The United States has lost its gold-plated triple-A rating — in the eyes of credit traders, at least.
U.S. sovereign debt was the third-worst performer in a closely watched derivatives market during the third quarter, CMA said Tuesday in its quarterly review of global sovereign credit risk.
The cost of insuring against a default on U.S. government bonds via so-called credit default swaps rose 28% in the quarter ended Sept. 30, the firm said.
That puts the United States’ third-quarter performance behind only two other nations, both of which are struggling with the early stages of sovereign debt crises: Ireland, whose CDS prices rocketed 72% to a record amid growing questions about the costs of a massive bank bailout, and Portugal, whose costs jumped 30%.

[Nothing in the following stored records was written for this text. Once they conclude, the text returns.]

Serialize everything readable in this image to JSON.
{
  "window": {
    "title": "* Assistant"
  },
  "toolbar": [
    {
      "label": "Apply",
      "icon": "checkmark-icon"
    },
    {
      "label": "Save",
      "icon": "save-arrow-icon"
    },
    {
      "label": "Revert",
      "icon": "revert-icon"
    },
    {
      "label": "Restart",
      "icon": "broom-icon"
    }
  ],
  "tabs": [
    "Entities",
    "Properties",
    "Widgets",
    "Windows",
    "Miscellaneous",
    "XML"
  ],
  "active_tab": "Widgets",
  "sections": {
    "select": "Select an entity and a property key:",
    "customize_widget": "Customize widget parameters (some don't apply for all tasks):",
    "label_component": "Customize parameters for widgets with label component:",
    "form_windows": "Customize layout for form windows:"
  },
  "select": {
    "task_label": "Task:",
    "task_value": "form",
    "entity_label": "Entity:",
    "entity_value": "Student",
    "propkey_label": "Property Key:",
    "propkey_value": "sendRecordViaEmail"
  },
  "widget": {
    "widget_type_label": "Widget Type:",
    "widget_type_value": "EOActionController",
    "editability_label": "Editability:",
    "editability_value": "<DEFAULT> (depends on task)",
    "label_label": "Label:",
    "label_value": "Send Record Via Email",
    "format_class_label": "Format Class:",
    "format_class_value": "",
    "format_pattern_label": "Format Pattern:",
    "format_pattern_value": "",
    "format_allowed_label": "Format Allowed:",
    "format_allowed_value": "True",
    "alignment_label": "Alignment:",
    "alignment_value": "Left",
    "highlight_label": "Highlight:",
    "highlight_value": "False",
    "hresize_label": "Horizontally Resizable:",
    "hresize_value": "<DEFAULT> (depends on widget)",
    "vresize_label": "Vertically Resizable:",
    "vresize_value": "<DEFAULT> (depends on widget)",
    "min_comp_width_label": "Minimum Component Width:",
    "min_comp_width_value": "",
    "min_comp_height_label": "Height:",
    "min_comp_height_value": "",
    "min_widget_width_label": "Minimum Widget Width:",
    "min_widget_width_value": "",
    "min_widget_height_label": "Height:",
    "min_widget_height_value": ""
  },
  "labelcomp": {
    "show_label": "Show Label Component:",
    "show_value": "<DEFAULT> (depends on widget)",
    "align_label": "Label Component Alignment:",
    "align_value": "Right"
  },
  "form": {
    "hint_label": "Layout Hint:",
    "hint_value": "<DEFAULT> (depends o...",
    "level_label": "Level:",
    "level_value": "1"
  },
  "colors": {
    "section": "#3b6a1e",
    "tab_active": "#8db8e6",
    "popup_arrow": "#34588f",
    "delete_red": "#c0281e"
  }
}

What’s more, the decline leaves U.S. debt trading at an implied rating of double-A-plus for the first time in memory.